CS789 - Spring, 2005
Activity instructions, Week 6
This week's activity: The Multi-media Kitchen
What is unique about multi-media as part of a user interface? First, what
is it? We say that an interface provides a multi-media experience when is
provides several streams of output, which are processed separately and merged
internally by the user. Usually these streams are perceived by the user
through different sensory modalities.
In understanding the potential for multi-media in the user interface it's
important to understand that all life is a multi-media experience. Perceiving
a single external object through two or more distinct input streams,
especially when they are attached to different modalities, powerfully
enhances the reality of that object. What's obvious, then, is that
multi-media perception is, for users, both natural and significant; what's
not obvious, however, is how to harness these user abilities in the
interface. To get an idea of what might be possible, we'll look this week, at
a typical multi-media experience that exists in everyday life.
Probably the aspect of your daily activity that is the most multi-media is
cooking. While you are doing it you see, hear, touch, smell and taste the
food with which you are working, and every one of these interactions is
necessary if you are to create a successful result. You could think of remote
cooking as the ultimate multi-media interface challenge. This week's activity
is designed to get you focussed.
What you should do
This week's activity is to cook a meal. When I say `cook' I mean `make
something starting from basic ingredients', not `heating something in the
microwave'. Ideally, your cooking will be done from a recipe, and will
include some cutting or chopping, and some actual cooking on the stove-top.
While cooking make sure that there is a good source of light shining on the
area where you are working which, among other things, makes it much easier to
While cooking observe that you provide a large amount of input, mostly
with your hands, and that cooking provides a large amount of feedback through
most sensory modalities.
- Touch (Taction).
- Smell (Olfaction). Volatile chemicals from food are carried on air
currents to dissolve on liquid surfaces within the nose, where they are
sensed. There are 1000s of different receptors: over 1% of the rat genome
codes for olfactory proteins. Make sure that you drink water while you
cook to keep the olfactory sensors working.
- Taste (Gustation). To be tasted something must be put on the tongue
where are the gustatory (taste) receptors. There are four types of taste
receptor: salty, sour (acidic), sweet, bitter. Taste is an insensitive,
simple sensory mechanism, designed to identify certian elements in food;
most of what we call taste is actually olfactory, caused by volatile
substances in our food passing into our nose via the throat while food is
in the mouth.
- Common chemical sense. Receptors, concentrated in eyes, nose, mouth and
other liquid-covered areas of the body, detect a number of noxious
chemicals, such as soap.
- Proprioception, which is the body's sense of where its parts are.
What you should observe and think about
- Each item of your cooking, each action you perform, provides very rich
feedback through several sensory modalities simultaneously.
- The time course of each modality is different; the localization of each
modality is different; the impact on your perception of each modularity
is different.

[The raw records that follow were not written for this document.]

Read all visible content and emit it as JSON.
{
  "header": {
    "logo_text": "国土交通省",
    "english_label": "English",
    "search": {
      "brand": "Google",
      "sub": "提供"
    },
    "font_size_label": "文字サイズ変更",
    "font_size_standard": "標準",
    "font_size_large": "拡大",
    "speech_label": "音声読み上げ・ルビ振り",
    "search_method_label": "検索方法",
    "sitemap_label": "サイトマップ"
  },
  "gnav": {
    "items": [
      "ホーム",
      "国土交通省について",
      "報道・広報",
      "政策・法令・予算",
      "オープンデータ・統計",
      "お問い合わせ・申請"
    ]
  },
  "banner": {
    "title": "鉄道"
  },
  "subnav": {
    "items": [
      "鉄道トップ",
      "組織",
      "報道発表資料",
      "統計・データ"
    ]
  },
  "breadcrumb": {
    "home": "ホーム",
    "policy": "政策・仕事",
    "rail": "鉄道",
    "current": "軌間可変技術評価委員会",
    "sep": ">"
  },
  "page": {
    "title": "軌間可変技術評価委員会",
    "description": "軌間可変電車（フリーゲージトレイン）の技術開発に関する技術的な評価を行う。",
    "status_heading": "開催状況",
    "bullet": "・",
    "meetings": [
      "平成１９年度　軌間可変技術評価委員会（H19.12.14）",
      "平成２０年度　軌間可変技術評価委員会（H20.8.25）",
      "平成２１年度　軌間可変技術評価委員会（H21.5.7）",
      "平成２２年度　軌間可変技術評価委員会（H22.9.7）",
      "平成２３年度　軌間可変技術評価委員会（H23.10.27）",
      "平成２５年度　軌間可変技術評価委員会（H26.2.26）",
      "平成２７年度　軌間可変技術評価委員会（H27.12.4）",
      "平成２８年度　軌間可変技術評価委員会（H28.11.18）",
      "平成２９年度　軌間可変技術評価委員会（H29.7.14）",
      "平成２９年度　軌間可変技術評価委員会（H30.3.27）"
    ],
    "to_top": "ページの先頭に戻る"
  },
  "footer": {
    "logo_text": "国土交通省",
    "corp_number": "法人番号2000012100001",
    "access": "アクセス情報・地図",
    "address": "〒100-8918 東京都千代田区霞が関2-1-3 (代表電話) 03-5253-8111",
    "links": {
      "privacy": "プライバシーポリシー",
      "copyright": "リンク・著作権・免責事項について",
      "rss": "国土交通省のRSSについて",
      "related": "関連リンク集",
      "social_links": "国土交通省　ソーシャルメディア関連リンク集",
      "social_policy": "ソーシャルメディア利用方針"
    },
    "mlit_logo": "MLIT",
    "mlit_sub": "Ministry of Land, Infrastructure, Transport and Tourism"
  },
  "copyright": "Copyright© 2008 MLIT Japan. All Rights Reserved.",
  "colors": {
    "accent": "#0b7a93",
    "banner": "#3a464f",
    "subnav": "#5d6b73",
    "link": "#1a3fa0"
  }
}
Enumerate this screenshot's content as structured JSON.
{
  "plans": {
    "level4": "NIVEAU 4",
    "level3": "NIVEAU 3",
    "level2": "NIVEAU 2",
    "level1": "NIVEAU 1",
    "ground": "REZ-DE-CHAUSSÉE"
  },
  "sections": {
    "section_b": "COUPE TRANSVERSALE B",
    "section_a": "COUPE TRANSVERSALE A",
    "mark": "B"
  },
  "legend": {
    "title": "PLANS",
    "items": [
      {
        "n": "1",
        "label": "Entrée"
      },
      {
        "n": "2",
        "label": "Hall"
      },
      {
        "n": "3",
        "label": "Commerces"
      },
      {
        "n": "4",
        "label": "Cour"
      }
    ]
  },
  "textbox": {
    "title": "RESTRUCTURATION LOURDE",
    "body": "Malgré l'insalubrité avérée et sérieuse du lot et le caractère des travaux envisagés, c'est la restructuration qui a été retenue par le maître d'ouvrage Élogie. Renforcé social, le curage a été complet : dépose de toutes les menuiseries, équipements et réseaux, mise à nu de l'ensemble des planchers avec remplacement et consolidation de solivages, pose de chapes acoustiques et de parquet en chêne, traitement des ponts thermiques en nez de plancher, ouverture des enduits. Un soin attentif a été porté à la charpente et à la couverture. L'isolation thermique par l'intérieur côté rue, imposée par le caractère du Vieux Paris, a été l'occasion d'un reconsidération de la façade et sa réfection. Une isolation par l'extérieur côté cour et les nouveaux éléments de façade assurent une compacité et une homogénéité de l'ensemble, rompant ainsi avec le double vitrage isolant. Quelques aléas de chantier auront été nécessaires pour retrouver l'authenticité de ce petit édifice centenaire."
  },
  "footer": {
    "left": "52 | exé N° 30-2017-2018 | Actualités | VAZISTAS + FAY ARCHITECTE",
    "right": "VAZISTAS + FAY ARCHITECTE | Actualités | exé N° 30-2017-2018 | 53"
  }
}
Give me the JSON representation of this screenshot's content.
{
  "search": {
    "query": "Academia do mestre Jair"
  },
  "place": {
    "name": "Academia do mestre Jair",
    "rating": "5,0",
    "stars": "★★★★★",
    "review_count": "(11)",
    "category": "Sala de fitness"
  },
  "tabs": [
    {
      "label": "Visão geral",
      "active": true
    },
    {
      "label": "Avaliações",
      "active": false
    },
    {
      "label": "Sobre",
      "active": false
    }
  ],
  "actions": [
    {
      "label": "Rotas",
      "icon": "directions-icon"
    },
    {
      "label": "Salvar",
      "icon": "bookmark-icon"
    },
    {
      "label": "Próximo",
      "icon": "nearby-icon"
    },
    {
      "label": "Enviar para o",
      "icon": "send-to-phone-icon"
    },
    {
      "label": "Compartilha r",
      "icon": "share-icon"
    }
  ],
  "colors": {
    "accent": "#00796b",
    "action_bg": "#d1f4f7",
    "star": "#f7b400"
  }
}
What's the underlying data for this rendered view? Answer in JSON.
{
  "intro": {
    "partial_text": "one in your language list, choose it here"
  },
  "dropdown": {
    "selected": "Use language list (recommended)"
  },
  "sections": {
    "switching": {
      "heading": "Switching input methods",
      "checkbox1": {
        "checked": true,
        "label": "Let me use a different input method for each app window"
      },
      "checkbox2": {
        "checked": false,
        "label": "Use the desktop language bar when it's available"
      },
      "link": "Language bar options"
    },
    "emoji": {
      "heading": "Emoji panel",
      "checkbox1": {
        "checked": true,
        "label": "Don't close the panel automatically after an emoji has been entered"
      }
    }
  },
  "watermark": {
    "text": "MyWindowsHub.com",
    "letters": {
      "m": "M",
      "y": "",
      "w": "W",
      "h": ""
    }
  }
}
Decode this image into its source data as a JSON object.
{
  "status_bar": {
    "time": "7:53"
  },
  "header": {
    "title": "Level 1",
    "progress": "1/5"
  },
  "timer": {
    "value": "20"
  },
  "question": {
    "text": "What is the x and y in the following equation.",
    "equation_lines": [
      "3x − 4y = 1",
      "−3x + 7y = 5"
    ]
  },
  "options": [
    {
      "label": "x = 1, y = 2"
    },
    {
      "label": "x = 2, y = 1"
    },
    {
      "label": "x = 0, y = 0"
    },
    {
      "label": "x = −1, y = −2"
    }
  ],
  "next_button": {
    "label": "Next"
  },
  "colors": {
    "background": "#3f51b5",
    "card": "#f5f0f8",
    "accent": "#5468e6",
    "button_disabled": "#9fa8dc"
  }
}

How to they combine to form a unitary perception of the
state of what you are cooking?
- When you shut out one or more of the modularities, by closing your
eyes, ears or nose, for example, how does the perception change in the
other modularities change?
- Think about which modularities dominate which others, and in what
respect. For example, when watching a movie, the sound and picture come
from different places, so either your eyes are wrong about where the lips
are, or your ears are wrong about where the sound is coming from. For
most people vision strongly dominates hearing in this example. Think
about how the senses interact while cooking: for example, would you eat
something that looks good but smells bad?
- Sometimes modularities fall apart. For example, when watching a movie
if the sound and image are desynchronized, there seems to be two
different things going on, a lip-moving appearance and a talking sound,
and the two are not connected. Under what conditions might you observe
such a thing when cooking?
- Sometimes modularities combine inappropriately. Once, while I was
watching a movie about a couple with a young baby, I heard a baby in the
audience cry and wondered why the couple on the screen didn't respond.
Suppose you put on different types of music while cooking - fast, loud
and lively; or tranquil and relaxed; or ...? How does the music affect